**DATA EXTRACTS**.
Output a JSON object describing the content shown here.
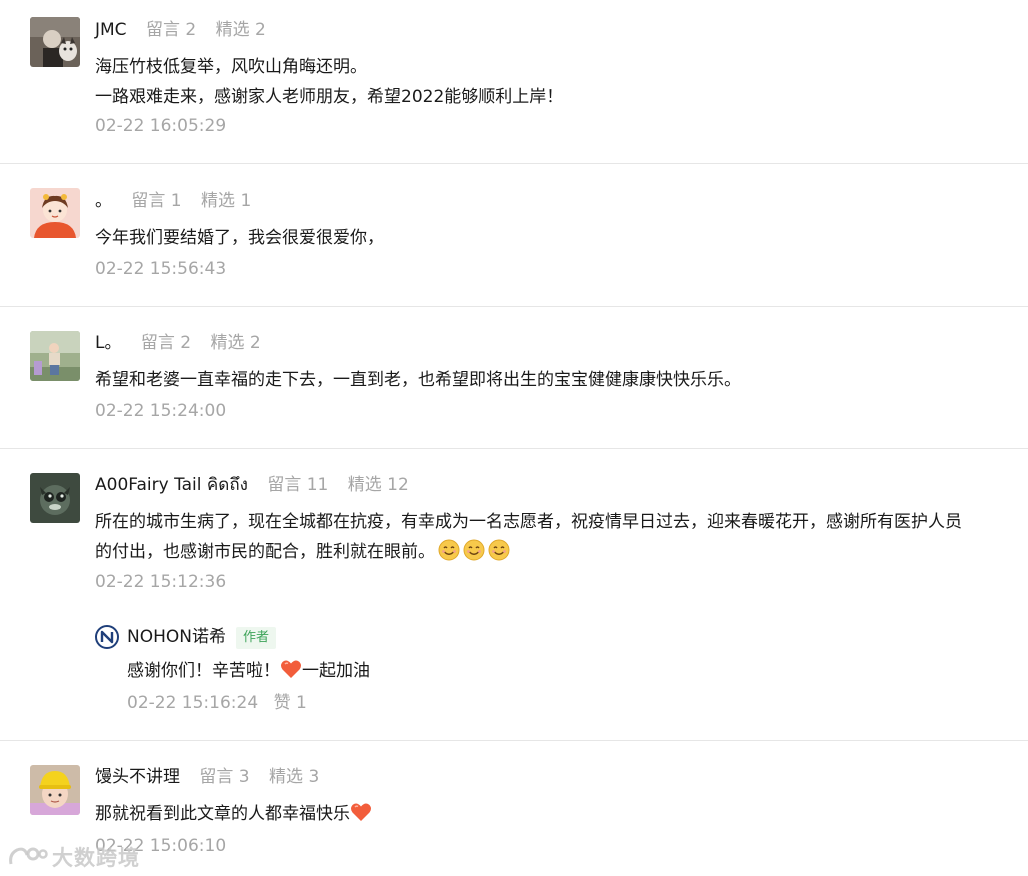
{
  "comments": [
    {
      "nickname": "JMC",
      "messages_label": "留言 2",
      "featured_label": "精选 2",
      "lines": [
        "海压竹枝低复举，风吹山角晦还明。",
        "一路艰难走来，感谢家人老师朋友，希望2022能够顺利上岸！"
      ],
      "time": "02-22 16:05:29"
    },
    {
      "nickname": "。",
      "messages_label": "留言 1",
      "featured_label": "精选 1",
      "lines": [
        "今年我们要结婚了，我会很爱很爱你，"
      ],
      "time": "02-22 15:56:43"
    },
    {
      "nickname": "L。",
      "messages_label": "留言 2",
      "featured_label": "精选 2",
      "lines": [
        "希望和老婆一直幸福的走下去，一直到老，也希望即将出生的宝宝健健康康快快乐乐。"
      ],
      "time": "02-22 15:24:00"
    },
    {
      "nickname": "A00Fairy Tail คิดถึง",
      "messages_label": "留言 11",
      "featured_label": "精选 12",
      "lines": [
        "所在的城市生病了，现在全城都在抗疫，有幸成为一名志愿者，祝疫情早日过去，迎来春暖花开，感谢所有医护人员",
        "的付出，也感谢市民的配合，胜利就在眼前。"
      ],
      "emojis": [
        "smile-emoji",
        "smile-emoji",
        "smile-emoji"
      ],
      "time": "02-22 15:12:36",
      "reply": {
        "author_name": "NOHON诺希",
        "author_tag": "作者",
        "text_before": "感谢你们！辛苦啦！",
        "text_after": "一起加油",
        "time": "02-22 15:16:24",
        "like_label": "赞 1"
      }
    },
    {
      "nickname": "馒头不讲理",
      "messages_label": "留言 3",
      "featured_label": "精选 3",
      "lines": [
        "那就祝看到此文章的人都幸福快乐"
      ],
      "time": "02-22 15:06:10"
    }
  ],
  "watermark": {
    "text": "大数跨境"
  },
  "colors": {
    "meta_gray": "#a6a6a6",
    "text": "#1a1a1a",
    "divider": "#e6e6e6",
    "author_tag_bg": "#eef7ef",
    "author_tag_text": "#3fa45a",
    "heart": "#f25d3b"
  }
}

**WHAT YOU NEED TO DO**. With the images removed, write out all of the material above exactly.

**SOLUTION**.
Output a JSON object describing the content shown here.
{
  "comments": [
    {
      "nickname": "JMC",
      "messages_label": "留言 2",
      "featured_label": "精选 2",
      "lines": [
        "海压竹枝低复举，风吹山角晦还明。",
        "一路艰难走来，感谢家人老师朋友，希望2022能够顺利上岸！"
      ],
      "time": "02-22 16:05:29"
    },
    {
      "nickname": "。",
      "messages_label": "留言 1",
      "featured_label": "精选 1",
      "lines": [
        "今年我们要结婚了，我会很爱很爱你，"
      ],
      "time": "02-22 15:56:43"
    },
    {
      "nickname": "L。",
      "messages_label": "留言 2",
      "featured_label": "精选 2",
      "lines": [
        "希望和老婆一直幸福的走下去，一直到老，也希望即将出生的宝宝健健康康快快乐乐。"
      ],
      "time": "02-22 15:24:00"
    },
    {
      "nickname": "A00Fairy Tail คิดถึง",
      "messages_label": "留言 11",
      "featured_label": "精选 12",
      "lines": [
        "所在的城市生病了，现在全城都在抗疫，有幸成为一名志愿者，祝疫情早日过去，迎来春暖花开，感谢所有医护人员",
        "的付出，也感谢市民的配合，胜利就在眼前。"
      ],
      "emojis": [
        "smile-emoji",
        "smile-emoji",
        "smile-emoji"
      ],
      "time": "02-22 15:12:36",
      "reply": {
        "author_name": "NOHON诺希",
        "author_tag": "作者",
        "text_before": "感谢你们！辛苦啦！",
        "text_after": "一起加油",
        "time": "02-22 15:16:24",
        "like_label": "赞 1"
      }
    },
    {
      "nickname": "馒头不讲理",
      "messages_label": "留言 3",
      "featured_label": "精选 3",
      "lines": [
        "那就祝看到此文章的人都幸福快乐"
      ],
      "time": "02-22 15:06:10"
    }
  ],
  "watermark": {
    "text": "大数跨境"
  },
  "colors": {
    "meta_gray": "#a6a6a6",
    "text": "#1a1a1a",
    "divider": "#e6e6e6",
    "author_tag_bg": "#eef7ef",
    "author_tag_text": "#3fa45a",
    "heart": "#f25d3b"
  }
}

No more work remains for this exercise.